The Georgia Republican, who is chairman of the Senate Veteran Affairs Committee, will reportedly speak out against the President’s treatment of the McCain months after his death, The Bulwark reported Tuesday.

Trump's 2020 budget seeks 7 percent rise in Secret Service funding for 2020 campaign
The budget summary says it seeks to hire 177 additional special agents, officers and professional staff for the agency

A Secret Service agent wipes down a presidential limousine on Inauguration Day 2017. (Bill Clark/CQ Roll Call file photo)

President Donald Trump's fiscal 2020 budget proposal seeks $2.3 billion to fund the U.S. Secret Service, an increase of 7 percent over the estimated spending for 2019 and some 15 percent above actual spending for 2018, according to budget documents released this week.

Much of the extra money in discretionary budget authority would go to protecting presidential candidates during the 2020 campaign and for the two national political conventions, plus hiring more agents, and more money for research and development and "protective equipment and technology." 

Cybersecurity budget up 5 percent in 2020, White House says
The total request of $17.4 billion for fiscal 2020 compares with $16.6 billion the administration sought in 2019

Copies of President Donald Trump’s budget for Fiscal Year 2020 are prepared for distribution at the Government Publishing Office in Washington on March 7, 2019. (Bill Clark/CQ Roll Call file photo)

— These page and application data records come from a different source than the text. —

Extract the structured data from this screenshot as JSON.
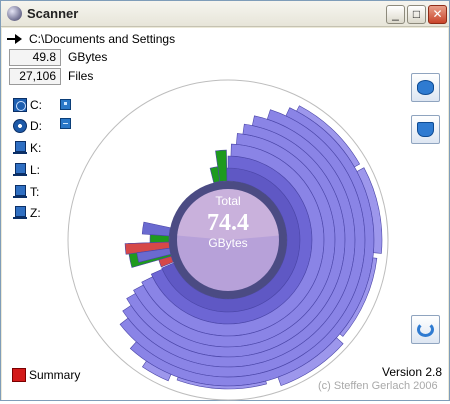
{
  "window": {
    "title": "Scanner",
    "minimize_symbol": "_",
    "maximize_symbol": "□",
    "close_symbol": "✕"
  },
  "path": {
    "icon": "arrow-right-icon",
    "text": "C:\\Documents and Settings"
  },
  "stats": {
    "size_value": "49.8",
    "size_unit": "GBytes",
    "files_value": "27,106",
    "files_unit": "Files"
  },
  "drives": [
    {
      "label": "C:",
      "icon": "hard-drive-icon"
    },
    {
      "label": "D:",
      "icon": "cd-drive-icon"
    },
    {
      "label": "K:",
      "icon": "network-drive-icon"
    },
    {
      "label": "L:",
      "icon": "network-drive-icon"
    },
    {
      "label": "T:",
      "icon": "network-drive-icon"
    },
    {
      "label": "Z:",
      "icon": "network-drive-icon"
    }
  ],
  "center": {
    "label": "Total",
    "value": "74.4",
    "unit": "GBytes"
  },
  "summary": {
    "label": "Summary"
  },
  "footer": {
    "version": "Version 2.8",
    "copyright": "(c) Steffen Gerlach 2006"
  },
  "colors": {
    "ring_purple": "#8a84e6",
    "ring_dark": "#5f58c4",
    "green": "#1e9a1e",
    "red": "#d64848",
    "center_pink": "#d6b7d9"
  }
}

The White House is seeking a 4.7 percent boost in cybersecurity spending across all federal agencies for fiscal year 2020 with the Pentagon and the State Department getting the largest increases, according to details of the request released this week.

The total request of $17.4 billion for fiscal 2020 compares with $16.6 billion the administration sought in 2019. The Pentagon is seeking $9.6 billion or a 10.4 percent increase, and State is seeking $400 million or a 10.2 percent increase. The Justice Department is asking for a 7 percent increase in fiscal year 2020 for a total of $881 million.

Former Delta pilot named to lead FAA as Chao seeks Max 8 audit
The agency faces questions about its handling of the Boeing 737 Max plane, involved in two catastrophic crashes

Transportation Secretary Elaine Chao is escorted into her chair by R.D. James, Assistant Secretary of the Army for Civil Works, before a Senate Environment and Public Works Senate Committee in Dirksen Building titled “The Administration’s Framework for Rebuilding Infrastructure in America” on March 01, 2018. (Tom Williams/CQ Roll Call file photo)

Former Delta Air Lines executive and pilot Stephen M. Dickson was nominated Tuesday to take over as administrator of the Federal Aviation Administration, an agency facing questions about its handling of the Boeing 737 Max plane involved in two catastrophic overseas crashes.

Also on Tuesday, Transportation Secretary Elaine Chao said she had asked the department’s inspector general to conduct a formal audit of the certification process for the 737 Max 8.